■ Assignment
The number of lines holding the string "Universal" is all that is wanted; count them in the records below.

(Beginning of Provided material)

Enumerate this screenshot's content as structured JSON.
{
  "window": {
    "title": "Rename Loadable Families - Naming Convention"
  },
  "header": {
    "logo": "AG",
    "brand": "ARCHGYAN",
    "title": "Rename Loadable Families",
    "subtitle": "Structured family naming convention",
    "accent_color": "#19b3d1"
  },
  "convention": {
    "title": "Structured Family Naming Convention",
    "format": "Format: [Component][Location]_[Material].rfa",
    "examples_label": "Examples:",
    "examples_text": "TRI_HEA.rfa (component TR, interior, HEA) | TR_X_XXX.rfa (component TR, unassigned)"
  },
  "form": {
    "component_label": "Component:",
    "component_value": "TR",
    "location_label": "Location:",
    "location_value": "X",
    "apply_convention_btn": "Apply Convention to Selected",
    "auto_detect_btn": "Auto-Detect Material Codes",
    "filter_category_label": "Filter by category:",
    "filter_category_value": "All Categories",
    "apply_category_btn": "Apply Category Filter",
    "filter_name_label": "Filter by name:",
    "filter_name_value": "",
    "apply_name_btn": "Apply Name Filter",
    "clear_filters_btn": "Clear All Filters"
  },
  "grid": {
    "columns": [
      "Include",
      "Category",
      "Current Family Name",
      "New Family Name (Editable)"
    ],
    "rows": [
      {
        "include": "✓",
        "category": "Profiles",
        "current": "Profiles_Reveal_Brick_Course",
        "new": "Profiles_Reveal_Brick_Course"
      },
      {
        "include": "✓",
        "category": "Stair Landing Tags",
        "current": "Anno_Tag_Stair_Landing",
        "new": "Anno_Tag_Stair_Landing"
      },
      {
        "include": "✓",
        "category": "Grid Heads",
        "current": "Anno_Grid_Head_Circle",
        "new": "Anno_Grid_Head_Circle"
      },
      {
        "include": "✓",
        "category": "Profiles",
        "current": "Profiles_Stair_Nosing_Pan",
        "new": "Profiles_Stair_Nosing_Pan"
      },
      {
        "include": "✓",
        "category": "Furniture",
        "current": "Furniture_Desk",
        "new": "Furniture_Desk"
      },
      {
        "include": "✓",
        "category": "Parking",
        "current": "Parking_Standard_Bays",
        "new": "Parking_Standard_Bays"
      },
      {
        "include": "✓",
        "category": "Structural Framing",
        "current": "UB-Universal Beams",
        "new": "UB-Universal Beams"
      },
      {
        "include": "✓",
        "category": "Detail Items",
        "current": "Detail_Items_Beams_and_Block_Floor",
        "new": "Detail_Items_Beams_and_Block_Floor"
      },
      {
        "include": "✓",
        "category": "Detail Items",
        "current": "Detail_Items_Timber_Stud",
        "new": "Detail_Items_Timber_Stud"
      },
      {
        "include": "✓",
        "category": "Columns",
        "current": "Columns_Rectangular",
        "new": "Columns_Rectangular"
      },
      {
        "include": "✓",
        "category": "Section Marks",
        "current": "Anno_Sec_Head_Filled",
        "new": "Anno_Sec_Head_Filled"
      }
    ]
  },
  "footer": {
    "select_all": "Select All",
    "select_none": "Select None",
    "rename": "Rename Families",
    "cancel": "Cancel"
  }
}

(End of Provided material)

■ Answer to this problem
2